The Indian religious model can help weaken the religious basis of international conflict.
The gradual eradication of organised religion, Jean-Pierre Lehmann argues, is required for the progress of civilisation. Acknowledging that this is impractical, he contends that replacing fundamentalism-prone monotheistic religions with polytheistic ones may help reduce international conflict. It is in this context that Lehmann holds up the Indian model, the polytheistic basis of which allows it to successfully manage multiculturalism, albeit imperfectly (via Rajeev Srinivasan’s blog).
But in a global environment desperate for ideas, philosophy and religion, India is the most prolific birthplace of all three â€” because of the great synergy of democracy and diversity, and the much greater degree of self-confidence that Indians now feel.
Indians and members of the enormous Indian Diaspora â€” over which the sun never sets â€” are the thought leaders in economics, business, philosophy, political science, religion and literature.
The planet needs quite desperately a sense of moral order, spirituality and an ethical compass. The Indian religious and philosophical traditions can provide a great deal of all three…
Hence the importance of the role India must play in this respect â€” both because of its innate qualities and because there is no other serious contender. [The Globalist]

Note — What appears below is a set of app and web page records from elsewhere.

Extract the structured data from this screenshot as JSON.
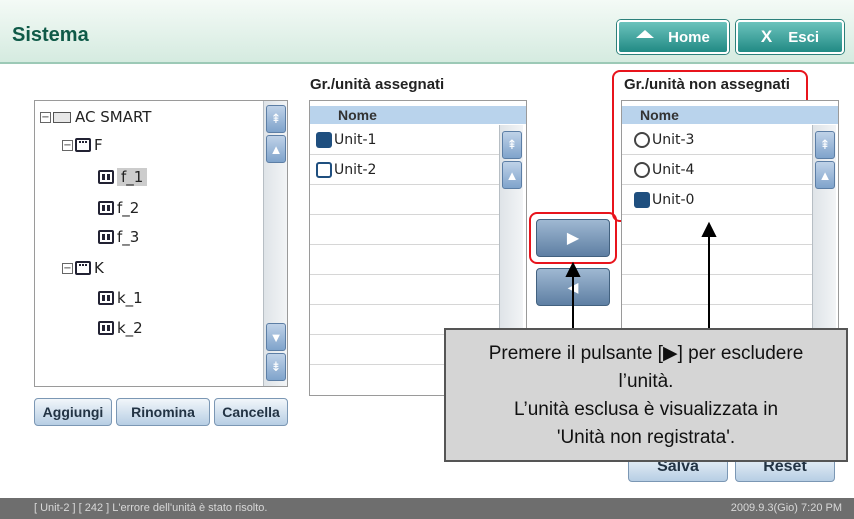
{
  "header": {
    "title": "Sistema",
    "home_label": "Home",
    "exit_label": "Esci"
  },
  "tree": {
    "root": "AC SMART",
    "items": [
      "F",
      "f_1",
      "f_2",
      "f_3",
      "K",
      "k_1",
      "k_2"
    ],
    "selected": "f_1"
  },
  "tree_buttons": {
    "add": "Aggiungi",
    "rename": "Rinomina",
    "delete": "Cancella"
  },
  "assigned": {
    "header": "Gr./unità assegnati",
    "col": "Nome",
    "rows": [
      "Unit-1",
      "Unit-2"
    ]
  },
  "unassigned": {
    "header": "Gr./unità non assegnati",
    "col": "Nome",
    "rows": [
      "Unit-3",
      "Unit-4",
      "Unit-0"
    ]
  },
  "move": {
    "right_glyph": "▶"
  },
  "footer_buttons": {
    "save": "Salva",
    "reset": "Reset"
  },
  "tooltip": {
    "line1": "Premere il pulsante [▶] per escludere",
    "line2": "l’unità.",
    "line3": "L’unità esclusa è visualizzata in",
    "line4": "'Unità non registrata'."
  },
  "status": {
    "message": "[ Unit-2 ] [ 242 ] L'errore dell'unità è stato risolto.",
    "datetime": "2009.9.3(Gio) 7:20 PM"
  },
  "colors": {
    "accent": "#218a84",
    "highlight": "#e8141c"
  }
}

Lehmann has a point to the extent that the clash of religions, ‘civilisations’ or even ideologies form the basis of international conflict. But Lehmann’s proposition is no more practical than advocating a wholesale eradication of organised religion, not least because monotheistic religions have better safeguards to ensure self-perpetuation. It is not coincidental that all the major polytheistic religions of the ancient world, with the exception of Hinduism and to a lesser extent the Taoist and Confucian faiths, are now extinct. Neither is fundamentalism a sole preserve of monotheistic religions. Although much more difficult to sustain, it is undeniable that chauvinism and fundamentalism register their presence in the most polytheistic and most tolerant of faiths.
To any enquiring mind it is a matter of astonishment and irony that so much blood has been spilt for so long over as abstract a matter as religion. The religious among us will counter that it is fundamentalism, not religion itself, that is the cause of bloodshed. But it is also true that there cannot be religious fundamentalism without religion. Lehmann’s proposition is constructive in the sense that it can help reduce the amount of international conflict that arises from the clash of faiths. But it is at best a half-measure towards the ideal of an agnostic human society.
While the clash of religions may be most easily recognisable ’cause’ of international conflict, it is also the most superficial one. Nations go to war when their interests are at stake. Sometimes these involve religion. Sometimes they involve ideology. At other times, economics. So polytheism, or even agnosticism, won’t necessarily solve all our problems. Given, however, that so many of the world’s past and present conflicts involve religion in some form, the ‘virtues of Indian polytheism’ can certainly help make the twenty-first century better than the previous twenty. If this were only possible.